-- ASSIGNMENT --
Which lines in the records below contain the word "post"? Copy each one.

-- THE INPUT --
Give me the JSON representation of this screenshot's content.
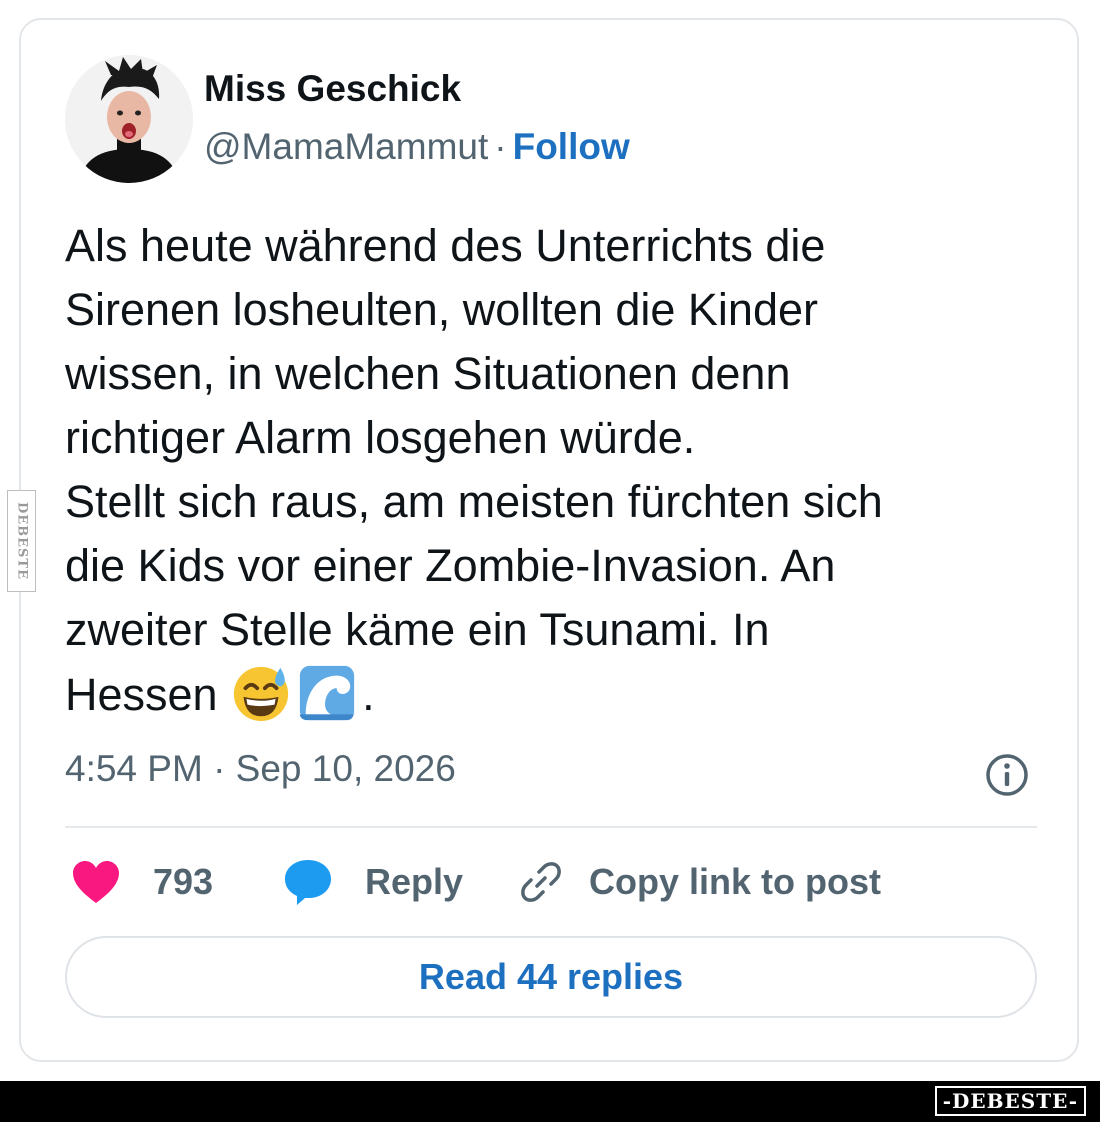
{
  "post": {
    "author_name": "Miss Geschick",
    "handle": "@MamaMammut",
    "separator": "·",
    "follow_label": "Follow",
    "text_lines": [
      "Als heute während des Unterrichts die",
      "Sirenen losheulten, wollten die Kinder",
      "wissen, in welchen Situationen denn",
      "richtiger Alarm losgehen würde.",
      "Stellt sich raus, am meisten fürchten sich",
      "die Kids vor einer Zombie-Invasion. An",
      "zweiter Stelle käme ein Tsunami. In"
    ],
    "last_line_text": "Hessen",
    "last_line_end": ".",
    "emojis": [
      "grinning-sweat-emoji",
      "water-wave-emoji"
    ],
    "timestamp": "4:54 PM · Sep 10, 2026"
  },
  "actions": {
    "like_count": "793",
    "reply_label": "Reply",
    "copy_link_label": "Copy link to post"
  },
  "read_replies_label": "Read 44 replies",
  "watermark": {
    "side": "DEBESTE",
    "bottom": "-DEBESTE-"
  },
  "colors": {
    "link_blue": "#1d6fc0",
    "heart_pink": "#f91880",
    "reply_bubble_blue": "#1d9bf0",
    "text_primary": "#0f1419",
    "text_secondary": "#536471"
  },
  "icons": {
    "info": "info-circle-icon",
    "like": "heart-icon",
    "reply": "speech-bubble-icon",
    "copy_link": "link-icon"
  }
}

-- EXERCISE ANSWER --
  "post": {
    "copy_link_label": "Copy link to post"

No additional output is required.